> _GIVEN RECORDS_:
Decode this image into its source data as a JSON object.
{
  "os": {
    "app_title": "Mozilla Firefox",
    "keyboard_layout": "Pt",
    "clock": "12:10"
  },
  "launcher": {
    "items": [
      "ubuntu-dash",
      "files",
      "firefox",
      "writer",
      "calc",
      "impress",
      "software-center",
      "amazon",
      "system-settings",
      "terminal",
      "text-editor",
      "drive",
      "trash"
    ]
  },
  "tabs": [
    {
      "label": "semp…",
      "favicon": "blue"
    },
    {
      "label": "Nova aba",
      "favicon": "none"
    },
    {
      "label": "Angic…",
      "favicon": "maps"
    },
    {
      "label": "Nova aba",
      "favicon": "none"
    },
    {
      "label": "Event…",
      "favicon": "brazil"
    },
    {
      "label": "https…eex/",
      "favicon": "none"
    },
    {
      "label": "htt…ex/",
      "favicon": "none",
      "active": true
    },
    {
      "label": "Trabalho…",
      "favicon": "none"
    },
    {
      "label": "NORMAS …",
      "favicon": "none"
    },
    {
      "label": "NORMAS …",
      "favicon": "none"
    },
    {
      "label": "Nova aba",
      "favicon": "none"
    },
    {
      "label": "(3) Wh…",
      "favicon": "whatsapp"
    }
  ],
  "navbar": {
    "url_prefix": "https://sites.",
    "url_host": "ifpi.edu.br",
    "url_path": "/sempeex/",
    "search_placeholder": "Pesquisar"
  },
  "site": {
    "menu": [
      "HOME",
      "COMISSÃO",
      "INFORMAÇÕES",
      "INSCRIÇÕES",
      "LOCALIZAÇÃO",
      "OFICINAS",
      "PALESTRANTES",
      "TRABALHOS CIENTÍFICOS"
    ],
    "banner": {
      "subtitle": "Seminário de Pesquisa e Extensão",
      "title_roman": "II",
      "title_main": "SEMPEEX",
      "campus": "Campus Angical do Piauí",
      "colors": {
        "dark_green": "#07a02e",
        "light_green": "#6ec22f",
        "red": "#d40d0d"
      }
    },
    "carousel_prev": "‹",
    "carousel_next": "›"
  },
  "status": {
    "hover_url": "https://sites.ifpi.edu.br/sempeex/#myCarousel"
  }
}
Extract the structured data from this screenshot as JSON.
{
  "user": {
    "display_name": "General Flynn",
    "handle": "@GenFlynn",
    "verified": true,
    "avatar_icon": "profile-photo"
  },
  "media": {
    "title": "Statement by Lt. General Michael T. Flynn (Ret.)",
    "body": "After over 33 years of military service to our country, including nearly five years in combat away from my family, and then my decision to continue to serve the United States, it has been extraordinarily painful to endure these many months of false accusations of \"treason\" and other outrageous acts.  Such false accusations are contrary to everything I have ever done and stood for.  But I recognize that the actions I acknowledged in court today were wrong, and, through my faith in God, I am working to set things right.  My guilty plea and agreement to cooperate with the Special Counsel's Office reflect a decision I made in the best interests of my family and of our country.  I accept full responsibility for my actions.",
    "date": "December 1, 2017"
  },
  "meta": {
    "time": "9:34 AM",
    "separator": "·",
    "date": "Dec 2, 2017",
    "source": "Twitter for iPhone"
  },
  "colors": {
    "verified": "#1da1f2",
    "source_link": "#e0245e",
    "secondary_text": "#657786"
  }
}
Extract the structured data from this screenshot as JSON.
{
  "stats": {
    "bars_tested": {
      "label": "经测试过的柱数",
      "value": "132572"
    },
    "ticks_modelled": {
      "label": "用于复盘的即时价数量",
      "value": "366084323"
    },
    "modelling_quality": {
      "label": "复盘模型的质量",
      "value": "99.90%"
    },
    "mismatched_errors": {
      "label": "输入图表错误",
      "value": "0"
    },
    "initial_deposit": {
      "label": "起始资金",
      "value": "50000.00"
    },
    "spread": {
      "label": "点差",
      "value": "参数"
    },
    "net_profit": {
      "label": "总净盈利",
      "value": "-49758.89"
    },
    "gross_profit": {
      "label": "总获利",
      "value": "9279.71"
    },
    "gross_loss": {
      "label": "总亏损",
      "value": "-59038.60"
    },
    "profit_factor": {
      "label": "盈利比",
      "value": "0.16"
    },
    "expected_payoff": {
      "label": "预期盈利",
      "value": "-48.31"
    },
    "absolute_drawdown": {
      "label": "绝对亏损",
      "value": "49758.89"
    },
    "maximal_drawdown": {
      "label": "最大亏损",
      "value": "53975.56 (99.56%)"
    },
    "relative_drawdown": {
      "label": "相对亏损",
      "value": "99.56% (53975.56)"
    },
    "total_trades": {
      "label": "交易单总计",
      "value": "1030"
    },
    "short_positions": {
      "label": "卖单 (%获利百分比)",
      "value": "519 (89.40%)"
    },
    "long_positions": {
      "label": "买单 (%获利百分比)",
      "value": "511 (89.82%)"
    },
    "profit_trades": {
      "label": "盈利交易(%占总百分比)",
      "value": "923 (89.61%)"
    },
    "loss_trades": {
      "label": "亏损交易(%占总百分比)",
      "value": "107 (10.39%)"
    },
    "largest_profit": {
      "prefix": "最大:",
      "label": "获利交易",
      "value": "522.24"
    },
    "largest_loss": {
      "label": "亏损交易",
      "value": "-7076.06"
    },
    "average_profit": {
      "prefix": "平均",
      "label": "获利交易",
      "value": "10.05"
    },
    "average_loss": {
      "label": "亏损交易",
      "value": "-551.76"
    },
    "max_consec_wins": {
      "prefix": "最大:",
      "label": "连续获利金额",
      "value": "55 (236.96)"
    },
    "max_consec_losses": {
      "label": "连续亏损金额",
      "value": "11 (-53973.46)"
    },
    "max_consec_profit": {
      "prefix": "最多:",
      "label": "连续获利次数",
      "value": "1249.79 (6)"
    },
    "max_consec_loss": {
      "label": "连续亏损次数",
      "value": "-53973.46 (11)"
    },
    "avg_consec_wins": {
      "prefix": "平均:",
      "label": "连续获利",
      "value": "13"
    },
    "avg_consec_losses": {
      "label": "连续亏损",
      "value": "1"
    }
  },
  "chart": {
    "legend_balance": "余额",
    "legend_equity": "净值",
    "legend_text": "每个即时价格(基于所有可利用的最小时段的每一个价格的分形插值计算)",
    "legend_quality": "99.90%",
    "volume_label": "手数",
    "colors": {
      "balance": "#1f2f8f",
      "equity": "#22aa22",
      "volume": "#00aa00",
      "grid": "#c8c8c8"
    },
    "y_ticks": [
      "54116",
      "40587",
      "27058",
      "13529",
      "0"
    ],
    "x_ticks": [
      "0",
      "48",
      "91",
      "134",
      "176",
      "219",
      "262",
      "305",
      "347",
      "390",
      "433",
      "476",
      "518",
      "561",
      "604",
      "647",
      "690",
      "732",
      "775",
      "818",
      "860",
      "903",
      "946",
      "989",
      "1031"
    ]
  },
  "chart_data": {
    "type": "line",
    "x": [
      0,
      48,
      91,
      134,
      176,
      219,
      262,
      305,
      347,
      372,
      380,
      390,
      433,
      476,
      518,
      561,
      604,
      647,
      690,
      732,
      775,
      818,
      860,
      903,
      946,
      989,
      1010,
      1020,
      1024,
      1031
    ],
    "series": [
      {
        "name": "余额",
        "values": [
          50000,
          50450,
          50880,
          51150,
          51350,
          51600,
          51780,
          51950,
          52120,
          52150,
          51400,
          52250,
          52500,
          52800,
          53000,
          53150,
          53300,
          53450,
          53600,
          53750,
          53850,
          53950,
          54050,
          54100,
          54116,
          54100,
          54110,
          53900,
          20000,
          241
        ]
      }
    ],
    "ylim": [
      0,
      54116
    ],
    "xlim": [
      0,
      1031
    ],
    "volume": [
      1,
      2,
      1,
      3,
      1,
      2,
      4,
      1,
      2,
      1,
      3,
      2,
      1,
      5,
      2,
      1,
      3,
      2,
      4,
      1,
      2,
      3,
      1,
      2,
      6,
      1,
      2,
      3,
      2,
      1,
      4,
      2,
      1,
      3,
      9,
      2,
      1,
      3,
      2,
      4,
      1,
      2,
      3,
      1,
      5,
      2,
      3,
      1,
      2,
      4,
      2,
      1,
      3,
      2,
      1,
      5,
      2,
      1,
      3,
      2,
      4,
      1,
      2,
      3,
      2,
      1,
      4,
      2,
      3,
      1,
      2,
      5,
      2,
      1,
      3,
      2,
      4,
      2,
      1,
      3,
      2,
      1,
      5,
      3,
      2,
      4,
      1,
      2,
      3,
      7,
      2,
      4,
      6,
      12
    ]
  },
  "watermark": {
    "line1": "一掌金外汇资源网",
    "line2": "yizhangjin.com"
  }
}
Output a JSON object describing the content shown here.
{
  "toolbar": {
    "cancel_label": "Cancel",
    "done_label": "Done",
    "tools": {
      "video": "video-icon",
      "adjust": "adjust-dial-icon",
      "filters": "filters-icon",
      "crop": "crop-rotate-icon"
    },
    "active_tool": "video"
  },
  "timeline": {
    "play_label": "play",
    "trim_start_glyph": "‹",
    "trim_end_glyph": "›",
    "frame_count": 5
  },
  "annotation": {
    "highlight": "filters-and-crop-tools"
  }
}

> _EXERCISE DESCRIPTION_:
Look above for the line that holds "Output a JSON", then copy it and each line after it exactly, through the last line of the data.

> _ANSWER AREA_:
Output a JSON object describing the content shown here.
{
  "toolbar": {
    "cancel_label": "Cancel",
    "done_label": "Done",
    "tools": {
      "video": "video-icon",
      "adjust": "adjust-dial-icon",
      "filters": "filters-icon",
      "crop": "crop-rotate-icon"
    },
    "active_tool": "video"
  },
  "timeline": {
    "play_label": "play",
    "trim_start_glyph": "‹",
    "trim_end_glyph": "›",
    "frame_count": 5
  },
  "annotation": {
    "highlight": "filters-and-crop-tools"
  }
}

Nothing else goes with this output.